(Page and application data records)
* * * * * * *

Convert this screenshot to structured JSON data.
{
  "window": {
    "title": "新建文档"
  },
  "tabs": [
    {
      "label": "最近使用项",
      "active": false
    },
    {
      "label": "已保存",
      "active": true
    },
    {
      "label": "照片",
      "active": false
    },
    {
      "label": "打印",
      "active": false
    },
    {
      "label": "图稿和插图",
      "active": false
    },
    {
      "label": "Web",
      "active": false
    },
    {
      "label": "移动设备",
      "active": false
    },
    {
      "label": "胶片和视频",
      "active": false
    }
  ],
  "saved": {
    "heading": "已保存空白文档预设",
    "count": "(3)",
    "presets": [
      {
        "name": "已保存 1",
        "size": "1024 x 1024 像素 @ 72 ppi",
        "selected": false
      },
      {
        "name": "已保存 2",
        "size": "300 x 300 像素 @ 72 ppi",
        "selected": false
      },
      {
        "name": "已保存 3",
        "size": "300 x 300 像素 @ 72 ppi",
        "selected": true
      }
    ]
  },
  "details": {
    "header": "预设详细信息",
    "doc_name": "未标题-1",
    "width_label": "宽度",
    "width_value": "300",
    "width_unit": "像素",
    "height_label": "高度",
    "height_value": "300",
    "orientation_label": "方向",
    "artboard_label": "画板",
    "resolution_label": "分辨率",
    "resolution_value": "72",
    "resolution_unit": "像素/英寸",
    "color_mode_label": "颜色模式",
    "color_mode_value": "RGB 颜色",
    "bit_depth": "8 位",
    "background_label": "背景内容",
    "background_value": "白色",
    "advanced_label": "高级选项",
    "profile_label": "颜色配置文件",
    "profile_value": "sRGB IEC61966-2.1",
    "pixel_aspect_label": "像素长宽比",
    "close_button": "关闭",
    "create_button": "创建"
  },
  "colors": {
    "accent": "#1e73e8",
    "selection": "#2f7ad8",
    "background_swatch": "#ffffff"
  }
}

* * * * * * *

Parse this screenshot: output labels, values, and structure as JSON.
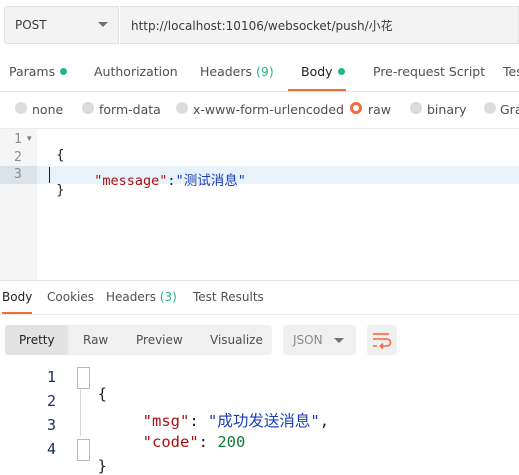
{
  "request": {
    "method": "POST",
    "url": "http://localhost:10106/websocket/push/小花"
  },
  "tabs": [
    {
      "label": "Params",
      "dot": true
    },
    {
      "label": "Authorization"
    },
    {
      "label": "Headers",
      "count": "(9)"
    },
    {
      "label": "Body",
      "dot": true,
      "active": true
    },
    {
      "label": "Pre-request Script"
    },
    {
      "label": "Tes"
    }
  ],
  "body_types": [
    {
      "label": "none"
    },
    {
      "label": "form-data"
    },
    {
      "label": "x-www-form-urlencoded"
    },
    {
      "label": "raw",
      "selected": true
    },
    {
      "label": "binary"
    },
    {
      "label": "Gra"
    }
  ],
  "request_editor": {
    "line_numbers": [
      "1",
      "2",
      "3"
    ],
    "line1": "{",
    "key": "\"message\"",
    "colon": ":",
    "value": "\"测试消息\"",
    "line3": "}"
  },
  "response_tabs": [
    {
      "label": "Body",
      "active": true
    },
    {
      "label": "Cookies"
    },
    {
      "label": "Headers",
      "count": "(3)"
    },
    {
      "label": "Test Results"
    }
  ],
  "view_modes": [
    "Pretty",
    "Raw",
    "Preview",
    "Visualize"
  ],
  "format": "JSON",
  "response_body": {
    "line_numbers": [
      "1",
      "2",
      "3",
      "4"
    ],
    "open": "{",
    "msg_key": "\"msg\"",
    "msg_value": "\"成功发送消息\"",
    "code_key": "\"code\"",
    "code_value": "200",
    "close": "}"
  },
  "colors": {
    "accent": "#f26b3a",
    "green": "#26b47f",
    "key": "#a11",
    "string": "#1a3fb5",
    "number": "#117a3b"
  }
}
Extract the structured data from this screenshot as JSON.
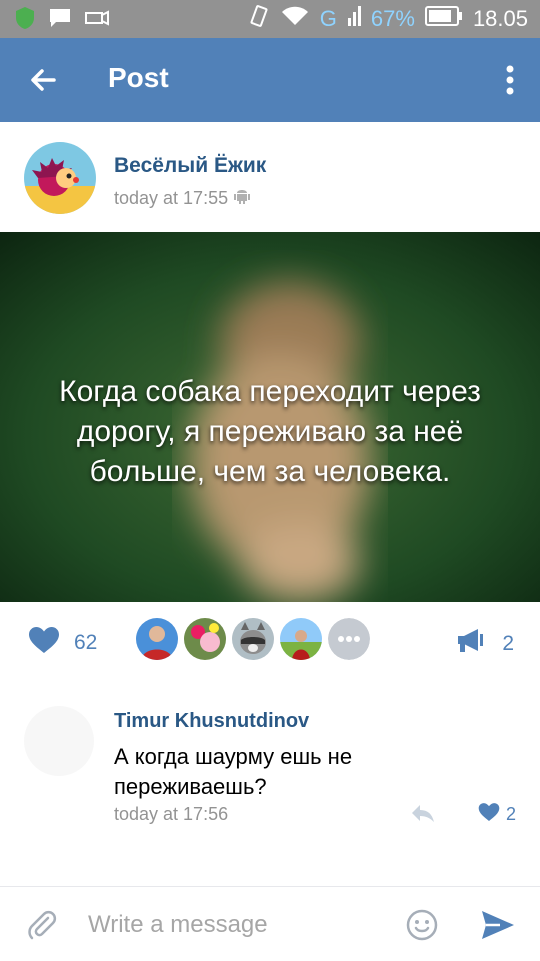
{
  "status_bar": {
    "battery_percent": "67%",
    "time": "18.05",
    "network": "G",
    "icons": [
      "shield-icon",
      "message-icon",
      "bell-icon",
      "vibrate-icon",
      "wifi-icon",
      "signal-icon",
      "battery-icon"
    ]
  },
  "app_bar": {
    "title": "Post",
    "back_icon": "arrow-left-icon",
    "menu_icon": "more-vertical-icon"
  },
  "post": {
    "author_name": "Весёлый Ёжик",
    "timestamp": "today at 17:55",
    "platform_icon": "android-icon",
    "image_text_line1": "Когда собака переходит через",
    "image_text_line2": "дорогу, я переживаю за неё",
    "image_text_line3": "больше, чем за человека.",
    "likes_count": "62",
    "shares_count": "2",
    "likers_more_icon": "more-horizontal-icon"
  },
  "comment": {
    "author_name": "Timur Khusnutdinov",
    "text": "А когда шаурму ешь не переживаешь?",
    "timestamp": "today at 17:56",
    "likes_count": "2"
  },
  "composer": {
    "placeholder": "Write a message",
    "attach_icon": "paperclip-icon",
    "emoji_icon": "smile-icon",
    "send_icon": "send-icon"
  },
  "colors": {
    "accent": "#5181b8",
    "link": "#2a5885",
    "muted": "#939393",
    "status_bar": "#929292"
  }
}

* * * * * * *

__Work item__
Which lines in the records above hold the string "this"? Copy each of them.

__Answer section__
Convert this screenshot to structured JSON data.
Parse this screenshot: output labels, values, and structure as JSON.
Extract the structured data from this screenshot as JSON.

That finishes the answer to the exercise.